I hope that by reading this, some of the closest people to us now understand why we decided not to share our pregnancy news. I know that I don’t need to justify this but its so against my nature that I feel I want to help explain for my own piece of mind. I have written about this in more detail separately at the time I was actually going through the emotions so perhaps I will share those entries at some point too for a clearer insight but to wrap it up in summary form – we were scared. We had no idea if this little lady would make it home with us and there were hurdles and triumphs at each stage so we decided to share those moments between only ourselves and a select few. Of course I didn’t lock myself away as much as the pandemic encouraged that, and if you spotted me in the supermarket I felt pretty proud to show off a growing bump, one that had never grown so big before. However, to turn up the involvement on the more intimate side of the pregnancy I feared would encourage some cliché questions and premature congratulations that we just weren’t ready for. It’s a beautiful thing to see someone who has previously suffered such heartache, be finally expecting something to bring so much incredibly joy and with all good intentions that is often emphasised to show that those typical sayings are true. ‘Time is a good healer’, ‘With every storm comes a rainbow’, ‘It happened for a reason’ etc… Whilst they may be true, they can be incredibly raw to hear during pregnancy after loss and often a lot of time is spent mourning the baby that didn’t make it, whilst enjoying the preparations for the one that could. I just didn’t want to have any of those conversations, perhaps for my own self-preservation. I didn’t care what the sex of this baby was and therefore I never found out, I knew that it wouldn’t arrive on the predicted due date because I would never be left that long to deliver and pandemic aside, I wouldn’t choose to have a baby shower for a baby that hadn’t yet arrived… these typical topics that give others a cause to celebrate meant very little to us and that feels a bit harsh to state but again led to the decision to keep quiet.
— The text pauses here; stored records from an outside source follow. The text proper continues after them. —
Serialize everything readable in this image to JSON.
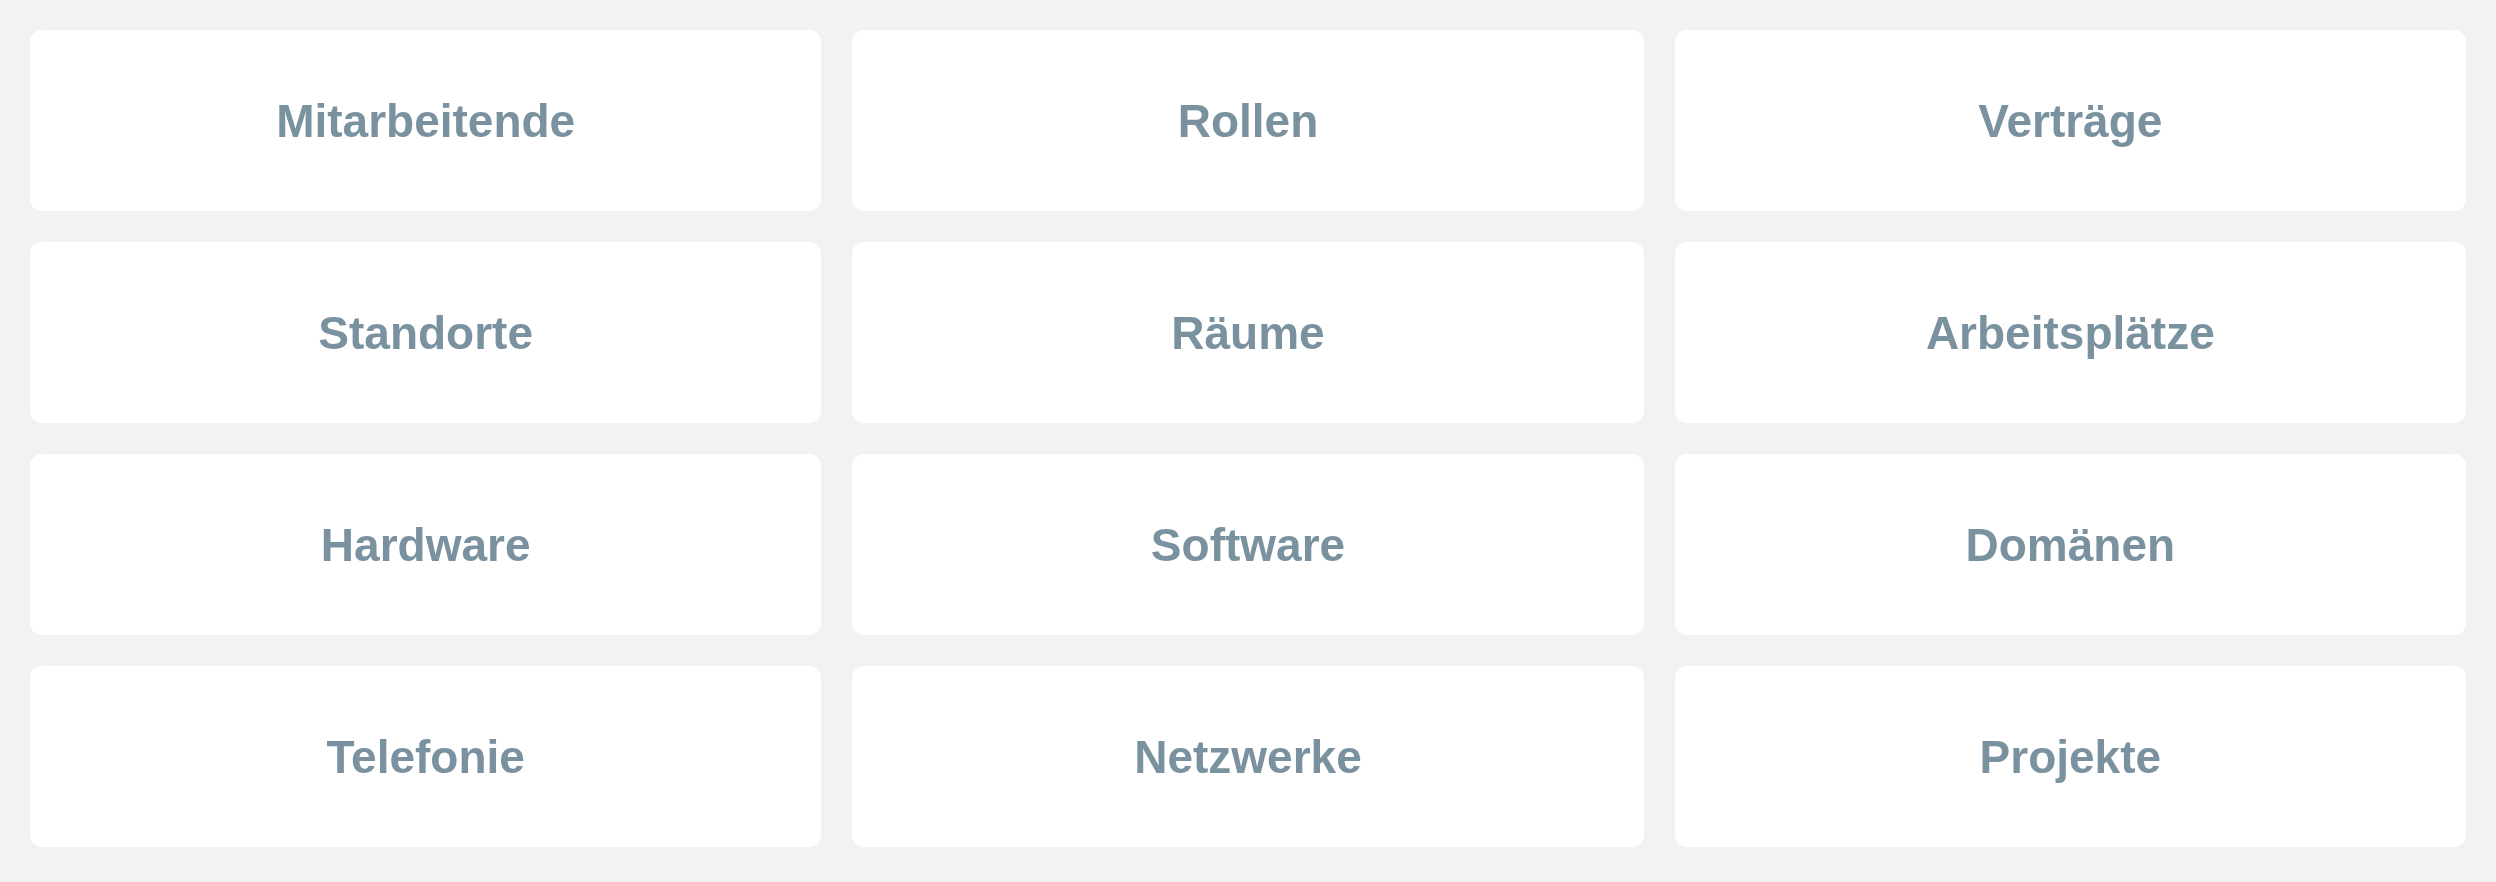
{
  "tiles": [
    {
      "label": "Mitarbeitende"
    },
    {
      "label": "Rollen"
    },
    {
      "label": "Verträge"
    },
    {
      "label": "Standorte"
    },
    {
      "label": "Räume"
    },
    {
      "label": "Arbeitsplätze"
    },
    {
      "label": "Hardware"
    },
    {
      "label": "Software"
    },
    {
      "label": "Domänen"
    },
    {
      "label": "Telefonie"
    },
    {
      "label": "Netzwerke"
    },
    {
      "label": "Projekte"
    }
  ]
}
I found it easier to cope day to day and also, it felt a little magical to be reaching new milestones with just my husband to celebrate them with. I feel its important to mention now that this was OUR way of coping through PAL, its not the right or wrong way and I completely applaud anyone able to share early excitement who has been down this road before. It is totally and utterly the right thing to do by what YOU feel is best, after all, support is only there for those who seek it.
So how did this little one make her entrance into the world? I think that deserves a post of its own, because after all.. thats the fun part! Thank you to anyone reading this for taking the time to do so and for many, you will follow because of our experience through loss therefore a huge thank you for the support gained as a result of that. Maddison is a special little girl and always our first born, bright star that undoubtedly gave us the courage and strength to progress through another pregnancy. We miss her with all of our being every day and watching Phoebe grow is a beautiful credit to her, albeit at times an emotional one.